Task directions: Keep the text of the data exactly as it is and omit each picture from the copy.

Element data from apps and pages:
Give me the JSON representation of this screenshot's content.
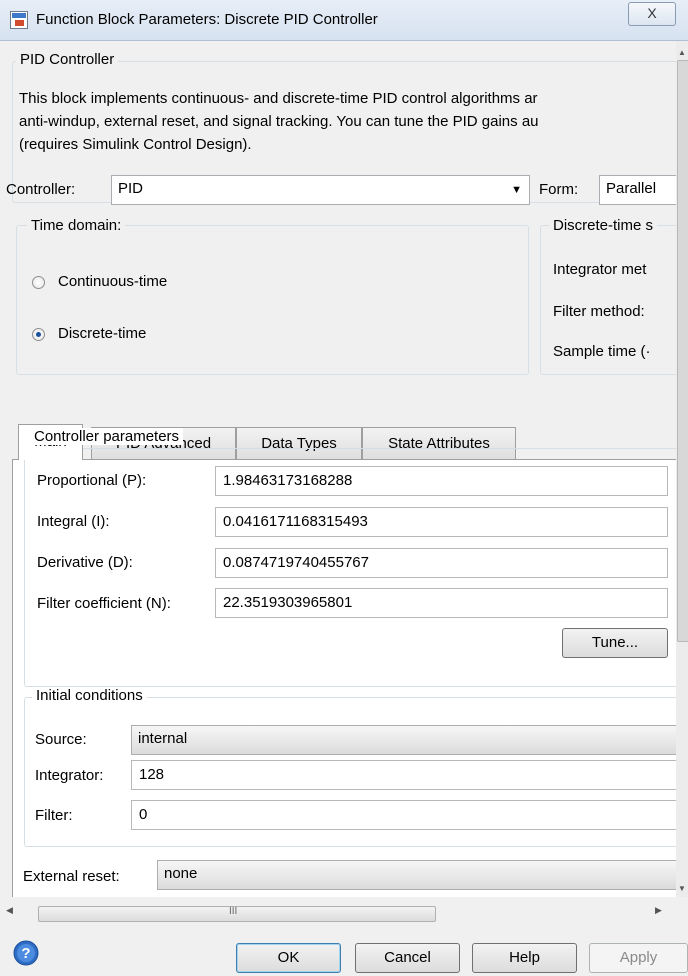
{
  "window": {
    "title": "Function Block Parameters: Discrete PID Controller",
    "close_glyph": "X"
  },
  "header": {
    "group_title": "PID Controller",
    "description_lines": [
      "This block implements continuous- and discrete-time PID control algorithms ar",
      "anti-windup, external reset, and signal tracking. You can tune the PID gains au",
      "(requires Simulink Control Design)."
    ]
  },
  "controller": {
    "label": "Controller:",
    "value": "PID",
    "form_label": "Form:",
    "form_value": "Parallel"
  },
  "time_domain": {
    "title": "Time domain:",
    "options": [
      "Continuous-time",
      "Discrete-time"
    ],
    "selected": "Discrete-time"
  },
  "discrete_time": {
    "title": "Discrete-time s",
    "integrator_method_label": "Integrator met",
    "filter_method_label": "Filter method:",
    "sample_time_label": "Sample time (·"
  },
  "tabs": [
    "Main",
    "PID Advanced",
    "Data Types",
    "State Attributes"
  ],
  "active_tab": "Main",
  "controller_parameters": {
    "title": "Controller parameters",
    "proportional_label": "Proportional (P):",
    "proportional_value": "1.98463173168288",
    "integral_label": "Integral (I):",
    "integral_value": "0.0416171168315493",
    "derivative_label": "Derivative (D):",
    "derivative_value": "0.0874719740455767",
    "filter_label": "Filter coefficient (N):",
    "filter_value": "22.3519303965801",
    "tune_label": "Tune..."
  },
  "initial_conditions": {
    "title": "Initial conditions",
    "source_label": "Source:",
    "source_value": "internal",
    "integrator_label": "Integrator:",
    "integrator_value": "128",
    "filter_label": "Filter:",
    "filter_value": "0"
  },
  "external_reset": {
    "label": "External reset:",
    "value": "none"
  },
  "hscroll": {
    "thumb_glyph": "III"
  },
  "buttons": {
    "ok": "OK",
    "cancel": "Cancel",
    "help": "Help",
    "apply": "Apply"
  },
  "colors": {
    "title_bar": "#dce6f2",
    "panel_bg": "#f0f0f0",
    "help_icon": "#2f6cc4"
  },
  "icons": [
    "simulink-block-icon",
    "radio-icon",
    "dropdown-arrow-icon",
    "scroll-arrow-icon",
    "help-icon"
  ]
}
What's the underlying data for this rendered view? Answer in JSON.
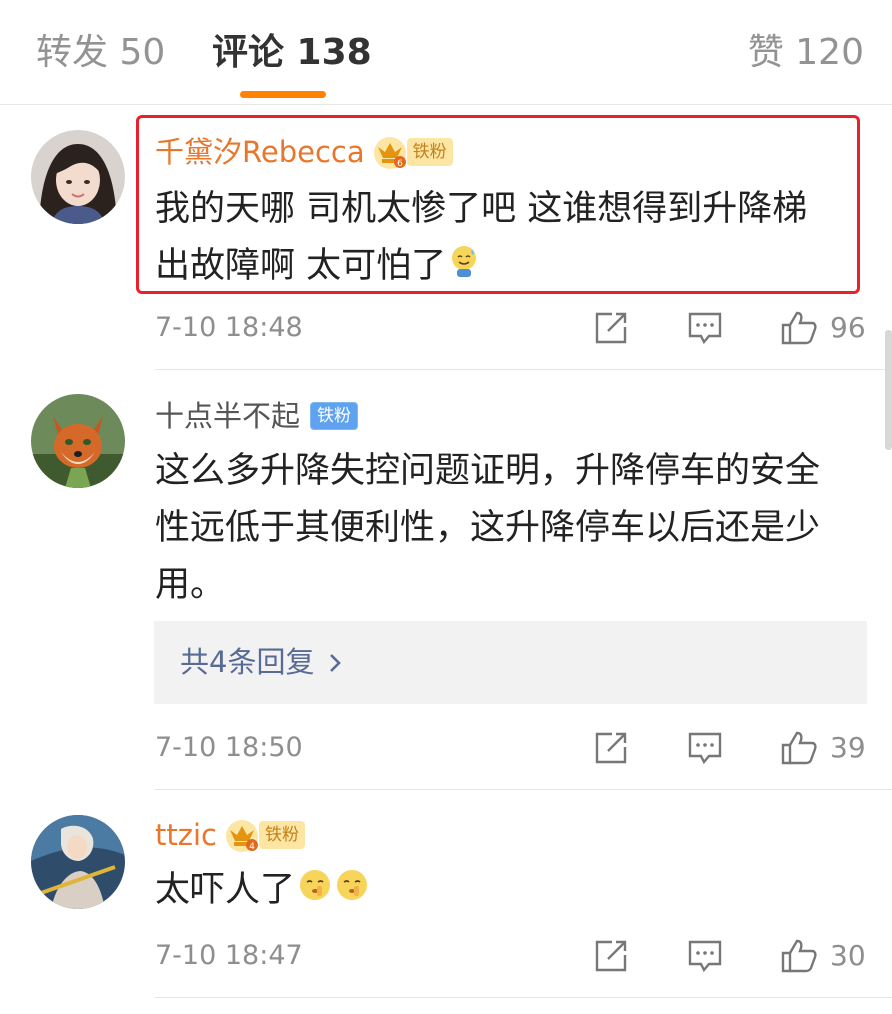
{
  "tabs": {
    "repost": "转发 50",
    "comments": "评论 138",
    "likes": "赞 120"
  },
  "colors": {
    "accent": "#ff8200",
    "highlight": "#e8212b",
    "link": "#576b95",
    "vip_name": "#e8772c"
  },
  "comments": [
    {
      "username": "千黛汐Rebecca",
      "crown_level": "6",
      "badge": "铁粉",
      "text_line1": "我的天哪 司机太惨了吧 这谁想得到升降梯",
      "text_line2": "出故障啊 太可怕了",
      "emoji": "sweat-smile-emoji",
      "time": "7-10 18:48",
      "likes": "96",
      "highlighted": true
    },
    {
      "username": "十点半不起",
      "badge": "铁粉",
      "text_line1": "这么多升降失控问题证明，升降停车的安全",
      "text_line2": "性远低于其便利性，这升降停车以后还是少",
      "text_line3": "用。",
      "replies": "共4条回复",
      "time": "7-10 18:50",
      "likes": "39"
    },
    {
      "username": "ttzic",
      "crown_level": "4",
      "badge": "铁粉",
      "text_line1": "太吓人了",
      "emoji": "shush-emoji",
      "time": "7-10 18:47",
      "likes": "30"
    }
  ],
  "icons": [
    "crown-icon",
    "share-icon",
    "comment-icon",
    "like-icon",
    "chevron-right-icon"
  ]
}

Solution to the exercise:
Give me the JSON representation of this screenshot's content.
{
  "window": {
    "title": "Function Block Parameters: Discrete PID Controller",
    "close_glyph": "X"
  },
  "header": {
    "group_title": "PID Controller",
    "description_lines": [
      "This block implements continuous- and discrete-time PID control algorithms ar",
      "anti-windup, external reset, and signal tracking. You can tune the PID gains au",
      "(requires Simulink Control Design)."
    ]
  },
  "controller": {
    "label": "Controller:",
    "value": "PID",
    "form_label": "Form:",
    "form_value": "Parallel"
  },
  "time_domain": {
    "title": "Time domain:",
    "options": [
      "Continuous-time",
      "Discrete-time"
    ],
    "selected": "Discrete-time"
  },
  "discrete_time": {
    "title": "Discrete-time s",
    "integrator_method_label": "Integrator met",
    "filter_method_label": "Filter method:",
    "sample_time_label": "Sample time (·"
  },
  "tabs": [
    "Main",
    "PID Advanced",
    "Data Types",
    "State Attributes"
  ],
  "active_tab": "Main",
  "controller_parameters": {
    "title": "Controller parameters",
    "proportional_label": "Proportional (P):",
    "proportional_value": "1.98463173168288",
    "integral_label": "Integral (I):",
    "integral_value": "0.0416171168315493",
    "derivative_label": "Derivative (D):",
    "derivative_value": "0.0874719740455767",
    "filter_label": "Filter coefficient (N):",
    "filter_value": "22.3519303965801",
    "tune_label": "Tune..."
  },
  "initial_conditions": {
    "title": "Initial conditions",
    "source_label": "Source:",
    "source_value": "internal",
    "integrator_label": "Integrator:",
    "integrator_value": "128",
    "filter_label": "Filter:",
    "filter_value": "0"
  },
  "external_reset": {
    "label": "External reset:",
    "value": "none"
  },
  "hscroll": {
    "thumb_glyph": "III"
  },
  "buttons": {
    "ok": "OK",
    "cancel": "Cancel",
    "help": "Help",
    "apply": "Apply"
  },
  "colors": {
    "title_bar": "#dce6f2",
    "panel_bg": "#f0f0f0",
    "help_icon": "#2f6cc4"
  },
  "icons": [
    "simulink-block-icon",
    "radio-icon",
    "dropdown-arrow-icon",
    "scroll-arrow-icon",
    "help-icon"
  ]
}
What's the underlying data for this rendered view? Answer in JSON.
{
  "tabs": {
    "repost": "转发 50",
    "comments": "评论 138",
    "likes": "赞 120"
  },
  "colors": {
    "accent": "#ff8200",
    "highlight": "#e8212b",
    "link": "#576b95",
    "vip_name": "#e8772c"
  },
  "comments": [
    {
      "username": "千黛汐Rebecca",
      "crown_level": "6",
      "badge": "铁粉",
      "text_line1": "我的天哪 司机太惨了吧 这谁想得到升降梯",
      "text_line2": "出故障啊 太可怕了",
      "emoji": "sweat-smile-emoji",
      "time": "7-10 18:48",
      "likes": "96",
      "highlighted": true
    },
    {
      "username": "十点半不起",
      "badge": "铁粉",
      "text_line1": "这么多升降失控问题证明，升降停车的安全",
      "text_line2": "性远低于其便利性，这升降停车以后还是少",
      "text_line3": "用。",
      "replies": "共4条回复",
      "time": "7-10 18:50",
      "likes": "39"
    },
    {
      "username": "ttzic",
      "crown_level": "4",
      "badge": "铁粉",
      "text_line1": "太吓人了",
      "emoji": "shush-emoji",
      "time": "7-10 18:47",
      "likes": "30"
    }
  ],
  "icons": [
    "crown-icon",
    "share-icon",
    "comment-icon",
    "like-icon",
    "chevron-right-icon"
  ]
}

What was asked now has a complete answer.